Thursday, July 10, 2008

Hardboiled - Henning Mankell's Serious Swedish Sleuth

Before I skedaddle on a brief vacation I'd just like to put in a plug for the police procedurals written by Henning Mankell. They feature Kurt Wallander, a cop in the southern Swedish province of Skane, which is between Denmark on the left and Latvia on the right.

Wallander is a complex man: overweight, indifferent-to-lousy health, far too sensitive for the job, and a terrific, if sometimes muddled, detective.

His little corner of Sweden is getting more and more violent, and his resources - both official and personal - increasingly inadequate to cope.

But cope he does, and along the way unravels some extremely weird and creative mysteries.

Mankell's scenarios are often bizarre and macabre. In translation the writing is spare, but with the occasional flex of the writer's muscle that makes me think he either does a lot of revisions and/or has a hell of a good editor.

The books tend to be long, but they are so well-constructed that the reader is either unaware of the length, or glad since it means the story isn't going to run out anytime soon.

Check it out.


Anonymous said...

I read "The Man Who Smiles". The cops and regular people seemed like very plausible, three dimensional characters. The problem was that the villain, a mysterious but prominent financier just didn't seem real. The juxtaposition of the earthy policemen with the cartoon billionaire made the whole plot silly and boring.

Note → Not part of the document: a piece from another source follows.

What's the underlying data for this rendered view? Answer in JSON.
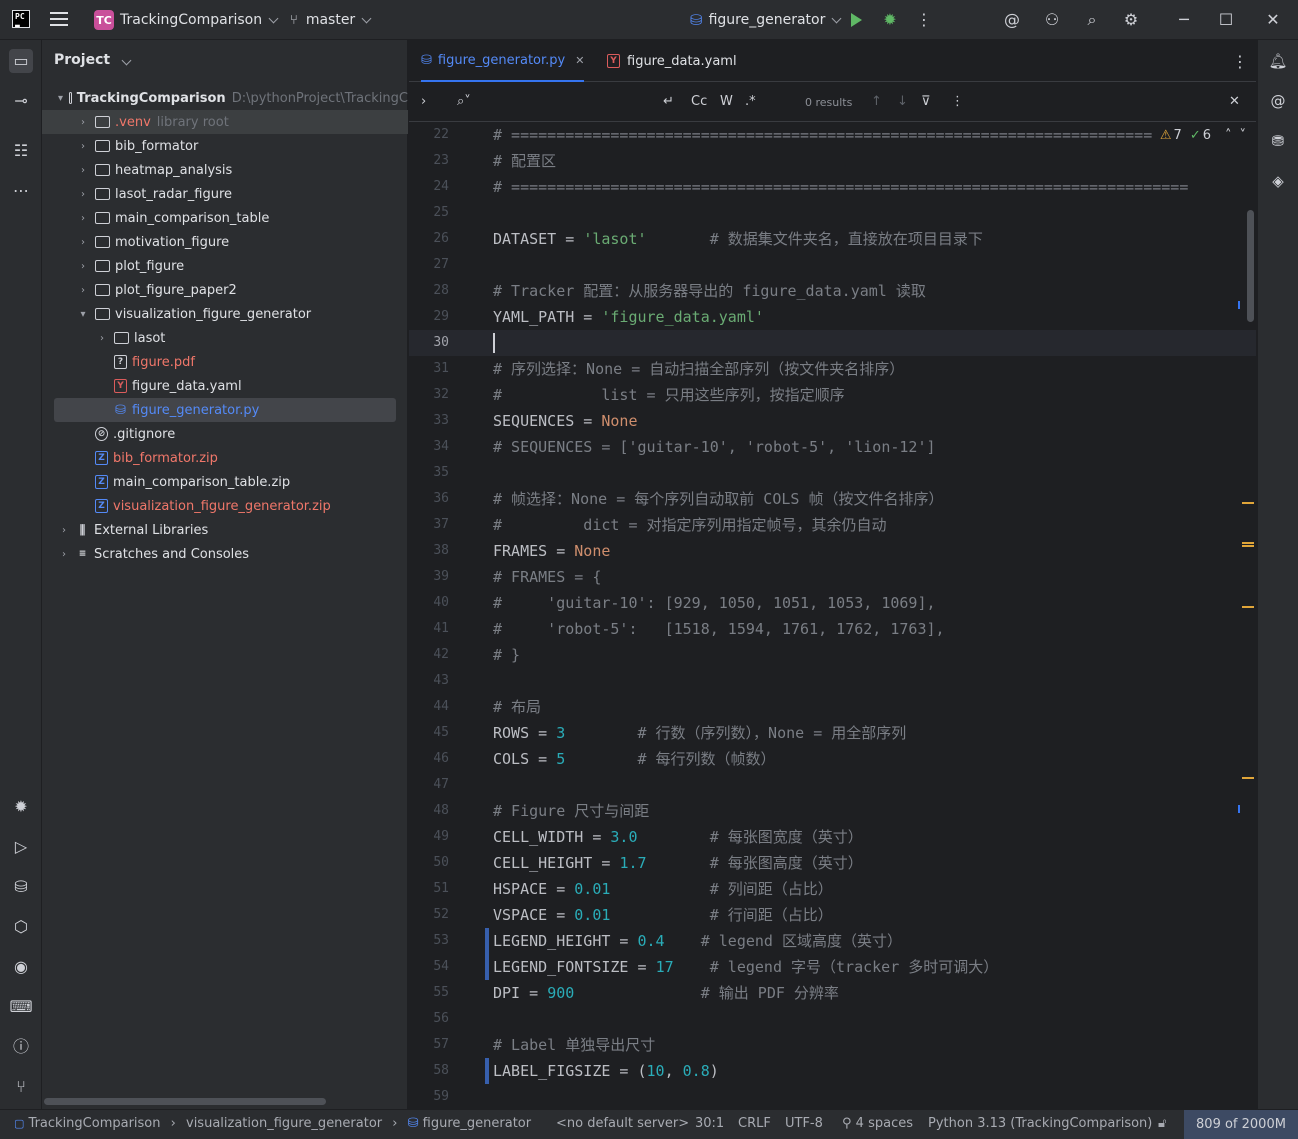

Is there a better one, or is that one representative.

Patrick said...

Try "Sidetracked" or "Firewall." I don't know "The Man Who Smiles."